Schools spend time and money creating CPD programmes for teachers, but by the time they get to the training it isn’t always relevant to the students they’re teaching at the time.
A CPD session designed to support Year 11s with a particular skill based on the previous cohort’s outcomes quickly becomes ineffective. It is important to adapt CPD to meet the needs of the current cohort and focus on what they need and, therefore, what the teachers need to support them.
So, how can schools ensure teachers’ CPD is timely and relevant?
Avoid blanket training
Gathering all teaching staff together at 4.30pm for a session on raising girls’ achievement in STEM might fit around everyone’s day. But there will almost certainly be teachers who don’t find the training relevant at all.
Whole-school CPD can dampen teachers’ individual teaching styles too – which might be what helps students understand a complex mathematical equation.
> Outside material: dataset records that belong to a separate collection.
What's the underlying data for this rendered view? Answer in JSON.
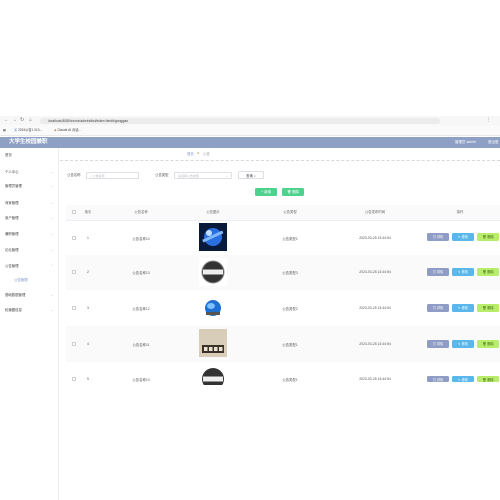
{
  "browser": {
    "address": "localhost:8080/xxxxx/admin/dist/index.html#/gonggao",
    "bookmarks": [
      "2024公告1 010...",
      "Claude AI 对话..."
    ]
  },
  "header": {
    "title": "大学生校园兼职",
    "user": "管理员 admin",
    "exit": "退出登录"
  },
  "sidebar": {
    "items": [
      {
        "label": "首页"
      },
      {
        "label": "个人中心"
      },
      {
        "label": "管理员管理"
      },
      {
        "label": "商家管理"
      },
      {
        "label": "用户管理"
      },
      {
        "label": "兼职管理"
      },
      {
        "label": "论坛管理"
      },
      {
        "label": "公告管理"
      },
      {
        "label": "公告管理"
      },
      {
        "label": "基础数据管理"
      },
      {
        "label": "轮播图信息"
      }
    ]
  },
  "breadcrumb": {
    "home": "首页",
    "current": "公告"
  },
  "filters": {
    "name_label": "公告名称",
    "name_placeholder": "公告名称",
    "type_label": "公告类型",
    "type_placeholder": "请选择公告类型",
    "search_button": "查询"
  },
  "actions": {
    "add": "新增",
    "delete": "删除"
  },
  "table": {
    "headers": [
      "索引",
      "公告名称",
      "公告图片",
      "公告类型",
      "公告发布时间",
      "操作"
    ],
    "rows": [
      {
        "index": "1",
        "name": "公告名称14",
        "type": "公告类型2",
        "time": "2023-03-25 13:44:54"
      },
      {
        "index": "2",
        "name": "公告名称13",
        "type": "公告类型3",
        "time": "2023-03-25 13:44:54"
      },
      {
        "index": "3",
        "name": "公告名称12",
        "type": "公告类型2",
        "time": "2023-03-25 13:44:54"
      },
      {
        "index": "4",
        "name": "公告名称11",
        "type": "公告类型1",
        "time": "2023-03-25 13:44:54"
      },
      {
        "index": "5",
        "name": "公告名称10",
        "type": "公告类型1",
        "time": "2023-03-25 13:44:54"
      }
    ],
    "btn_detail": "详情",
    "btn_edit": "修改",
    "btn_delete": "删除"
  },
  "colors": {
    "header": "#8ea1c5",
    "detail": "#8f9dc6",
    "edit": "#5bb7ea",
    "delete": "#b8ec6a",
    "add": "#4cd28c"
  }
}
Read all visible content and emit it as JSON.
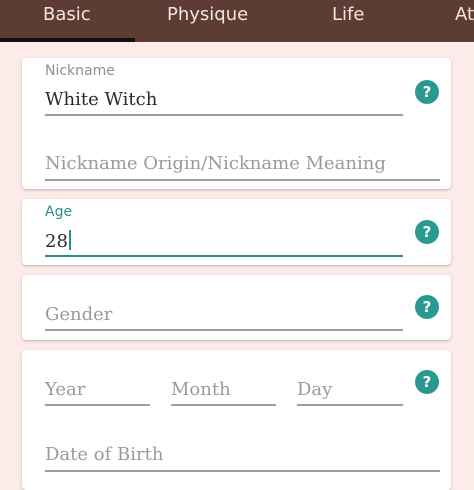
{
  "tabs": [
    {
      "label": "Basic"
    },
    {
      "label": "Physique"
    },
    {
      "label": "Life"
    },
    {
      "label": "At"
    }
  ],
  "nickname": {
    "label": "Nickname",
    "value": "White Witch",
    "origin_placeholder": "Nickname Origin/Nickname Meaning"
  },
  "age": {
    "label": "Age",
    "value": "28"
  },
  "gender": {
    "placeholder": "Gender"
  },
  "birth": {
    "year_placeholder": "Year",
    "month_placeholder": "Month",
    "day_placeholder": "Day",
    "date_placeholder": "Date of Birth"
  },
  "help": {
    "glyph": "?"
  },
  "colors": {
    "header": "#5d3c34",
    "accent": "#2a998f",
    "background": "#fcebe8"
  }
}
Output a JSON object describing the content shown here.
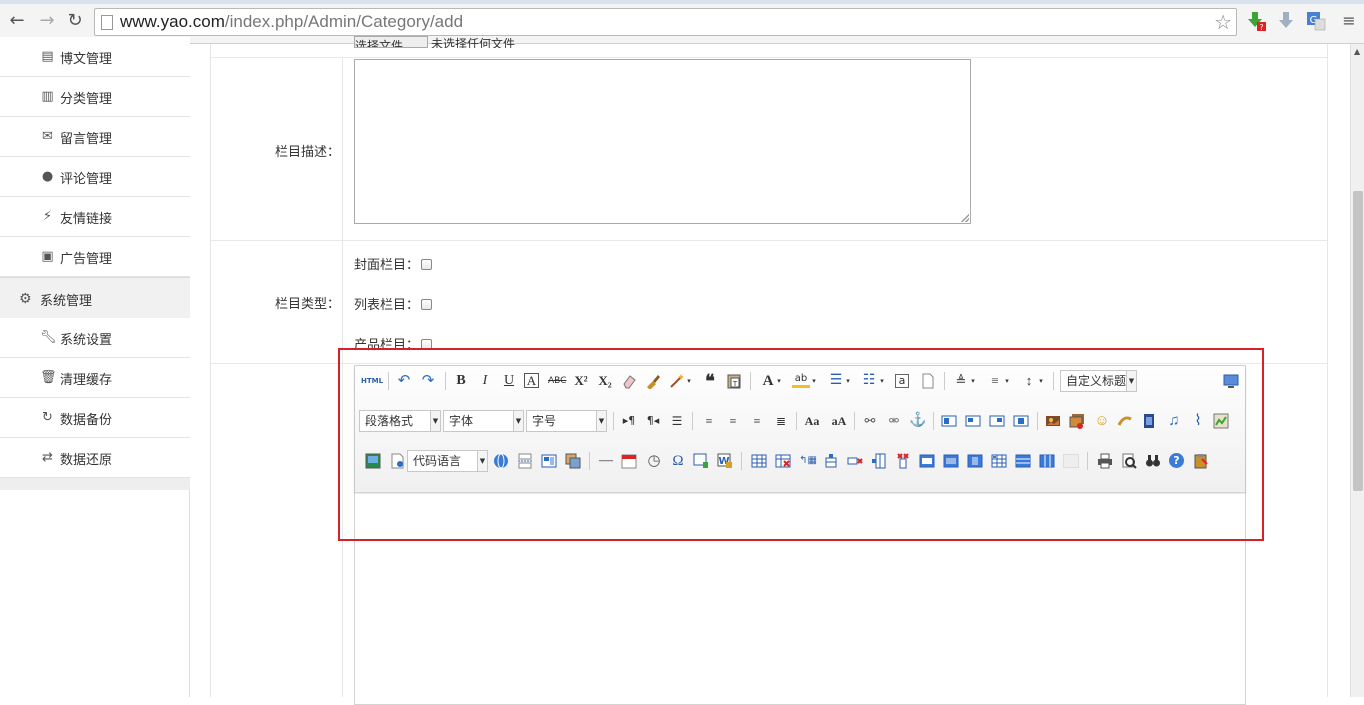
{
  "browser": {
    "url_host": "www.yao.com",
    "url_path": "/index.php/Admin/Category/add"
  },
  "sidebar": {
    "items_top": [
      {
        "label": "博文管理",
        "icon": "list-icon"
      },
      {
        "label": "分类管理",
        "icon": "books-icon"
      },
      {
        "label": "留言管理",
        "icon": "mail-icon"
      },
      {
        "label": "评论管理",
        "icon": "comment-icon"
      },
      {
        "label": "友情链接",
        "icon": "plug-icon"
      },
      {
        "label": "广告管理",
        "icon": "picture-icon"
      }
    ],
    "group": {
      "label": "系统管理",
      "icon": "gear-icon"
    },
    "items_bottom": [
      {
        "label": "系统设置",
        "icon": "wrench-icon"
      },
      {
        "label": "清理缓存",
        "icon": "trash-icon"
      },
      {
        "label": "数据备份",
        "icon": "refresh-icon"
      },
      {
        "label": "数据还原",
        "icon": "retweet-icon"
      }
    ]
  },
  "form": {
    "desc_label": "栏目描述：",
    "type_label": "栏目类型：",
    "file_button": "选择文件",
    "file_text": "未选择任何文件",
    "checkboxes": [
      {
        "label": "封面栏目：",
        "checked": false
      },
      {
        "label": "列表栏目：",
        "checked": false
      },
      {
        "label": "产品栏目：",
        "checked": false
      }
    ]
  },
  "editor": {
    "custom_heading": "自定义标题",
    "paragraph_format": "段落格式",
    "font_family": "字体",
    "font_size": "字号",
    "code_language": "代码语言",
    "html_label": "HTML",
    "highlight_color": "#d9202a"
  }
}
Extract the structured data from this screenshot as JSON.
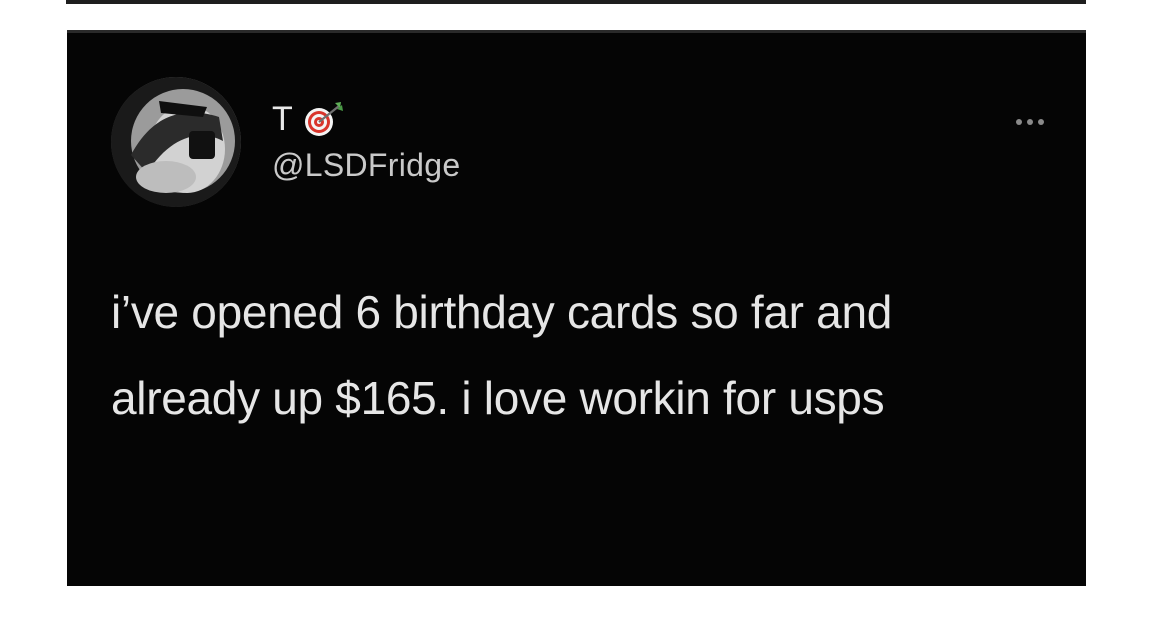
{
  "tweet": {
    "display_name": "T",
    "handle": "@LSDFridge",
    "emoji": "direct-hit-icon",
    "text": "i’ve opened 6 birthday cards so far and already up $165. i love workin for usps"
  },
  "colors": {
    "card_background": "#050505",
    "page_background": "#ffffff",
    "text": "#e6e6e6",
    "secondary_text": "#c9c9c9"
  }
}
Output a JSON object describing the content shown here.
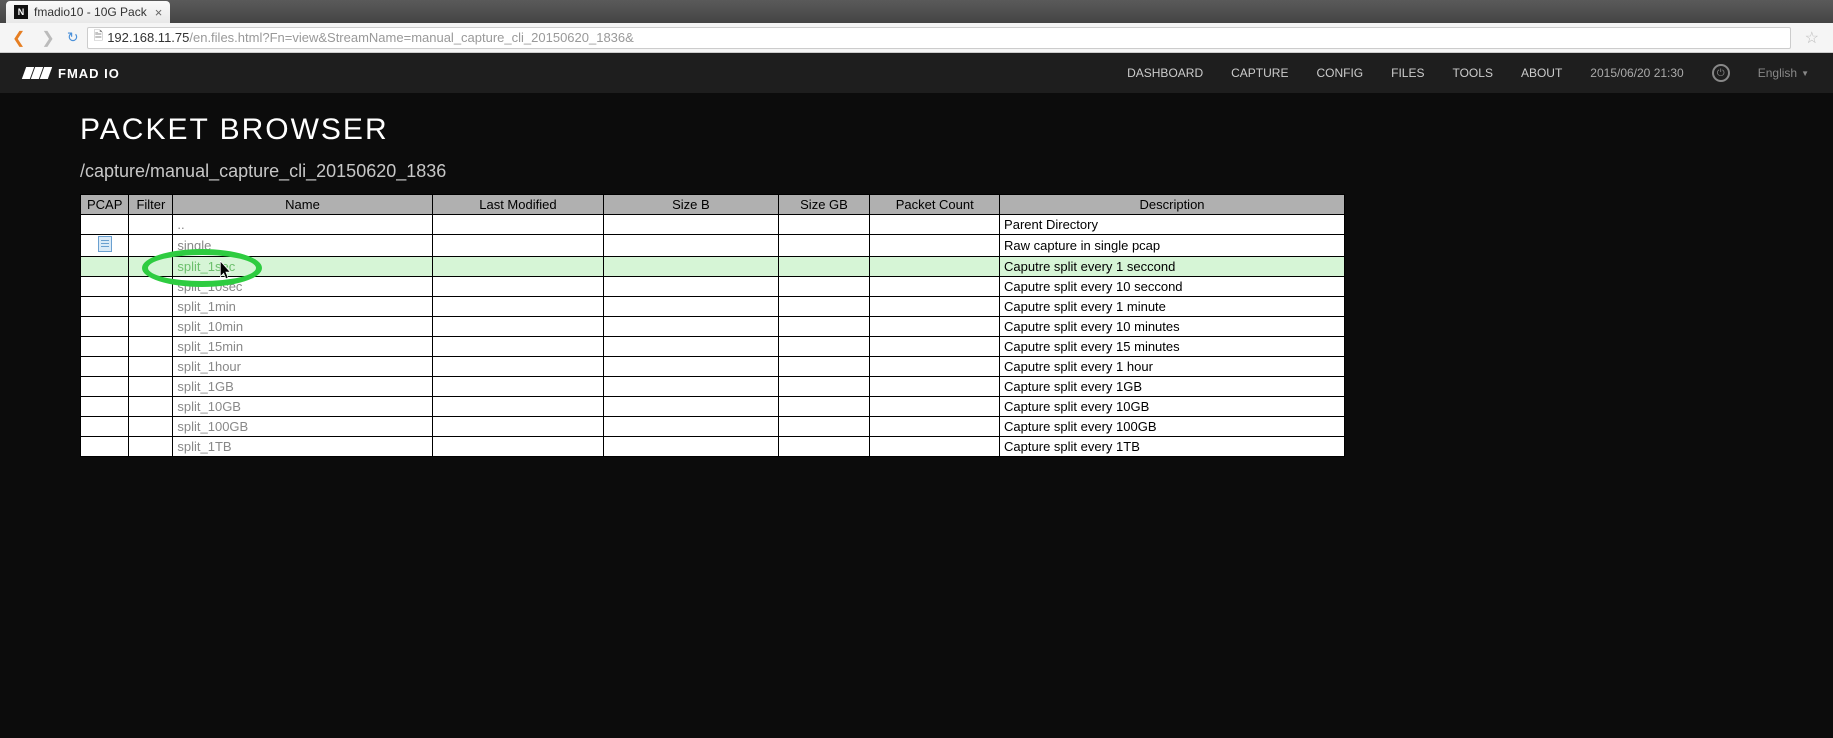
{
  "browser": {
    "tab_title": "fmadio10 - 10G Pack",
    "url_host": "192.168.11.75",
    "url_path": "/en.files.html?Fn=view&StreamName=manual_capture_cli_20150620_1836&"
  },
  "header": {
    "brand": "FMAD IO",
    "nav": [
      "DASHBOARD",
      "CAPTURE",
      "CONFIG",
      "FILES",
      "TOOLS",
      "ABOUT"
    ],
    "timestamp": "2015/06/20 21:30",
    "language": "English"
  },
  "page": {
    "title": "PACKET BROWSER",
    "breadcrumb": "/capture/manual_capture_cli_20150620_1836"
  },
  "table": {
    "headers": [
      "PCAP",
      "Filter",
      "Name",
      "Last Modified",
      "Size B",
      "Size GB",
      "Packet Count",
      "Description"
    ],
    "rows": [
      {
        "name": "..",
        "desc": "Parent Directory",
        "icon": false,
        "hover": false
      },
      {
        "name": "single",
        "desc": "Raw capture in single pcap",
        "icon": true,
        "hover": false
      },
      {
        "name": "split_1sec",
        "desc": "Caputre split every 1 seccond",
        "icon": false,
        "hover": true
      },
      {
        "name": "split_10sec",
        "desc": "Caputre split every 10 seccond",
        "icon": false,
        "hover": false
      },
      {
        "name": "split_1min",
        "desc": "Caputre split every 1 minute",
        "icon": false,
        "hover": false
      },
      {
        "name": "split_10min",
        "desc": "Caputre split every 10 minutes",
        "icon": false,
        "hover": false
      },
      {
        "name": "split_15min",
        "desc": "Caputre split every 15 minutes",
        "icon": false,
        "hover": false
      },
      {
        "name": "split_1hour",
        "desc": "Caputre split every 1 hour",
        "icon": false,
        "hover": false
      },
      {
        "name": "split_1GB",
        "desc": "Capture split every 1GB",
        "icon": false,
        "hover": false
      },
      {
        "name": "split_10GB",
        "desc": "Capture split every 10GB",
        "icon": false,
        "hover": false
      },
      {
        "name": "split_100GB",
        "desc": "Capture split every 100GB",
        "icon": false,
        "hover": false
      },
      {
        "name": "split_1TB",
        "desc": "Capture split every 1TB",
        "icon": false,
        "hover": false
      }
    ]
  }
}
One change we’ve made to improve the relevance of CPD is to step back from one-size-fits-all approaches and run smaller, more frequent sessions, which better reflect teachers’ experiences and are therefore more valued.
Prevent information overload
Blanket CPD can spark information overload too. Teachers leave with multiple strategies to stamp out classroom disruption or inject more outside learning into lessons when the issues they want to address are often more specific.
Teachers access mountains of data on their students’ progress too, in comparison with previous cohorts or students nationally. This adds further to information overload. Humans can only process so much information at once, and if teachers have too much data or try to remember too many complex teaching strategies, lesson quality can suffer.
Guidance from The Education Endowment Foundation (EEF) suggests that when presenting new information, careful thought should be applied to managing teachers’ cognitive load.
We’ve found a drip-feed approach works well. Combining reduced amounts of content with examples and modelling enables teachers to incrementally build knowledge without burning out.
One aspect of CPD that’s made a significant difference for us is the added flexibility teachers have to develop their expertise.
Our teachers have three CPD days in addition to the statutory five. They get complete autonomy over what to focus on in their practice and can choose to visit other schools, develop their subject knowledge or bounce ideas off colleagues, according to students’ needs at the time.
A fresh perspective
The way teachers identify areas for improvement has changed too. Lesson observations are recorded using camera technology which gives a 360-degree view of the classroom with audio. This has been transformational as teachers can see for themselves where in a lesson students started to lose engagement. If a behaviour incident occurred and the teacher wants to use it as a learning opportunity, they simply check the footage to consider what they could do differently next time.
Some will have concerns about video, but we decided to use a system that gives teachers full control of when to record and what to record. It is teachers who decide whether to share clips with colleagues and observers to identify learning points.
Trust and confidence have grown as a result. Teachers often sit with senior staff or peers to watch lesson footage and discuss together what improvements can be made, which helps them feel observation happens with them, not to them.
Every Friday, we have what we call learning and teaching blasts, where teachers share best practice. In one session, a lead practitioner showed two video clips of himself teaching the same lesson to two different groups and explained what didn’t work in the first lesson and what he changed as a result – an incredibly powerful way to share an experience and help others.
It is possible to shape CPD that empowers teachers to focus on small, manageable improvements to their own practice which they know is relevant and they can sustain.
It’s these marginal gains that bring about lasting change and improve student outcomes.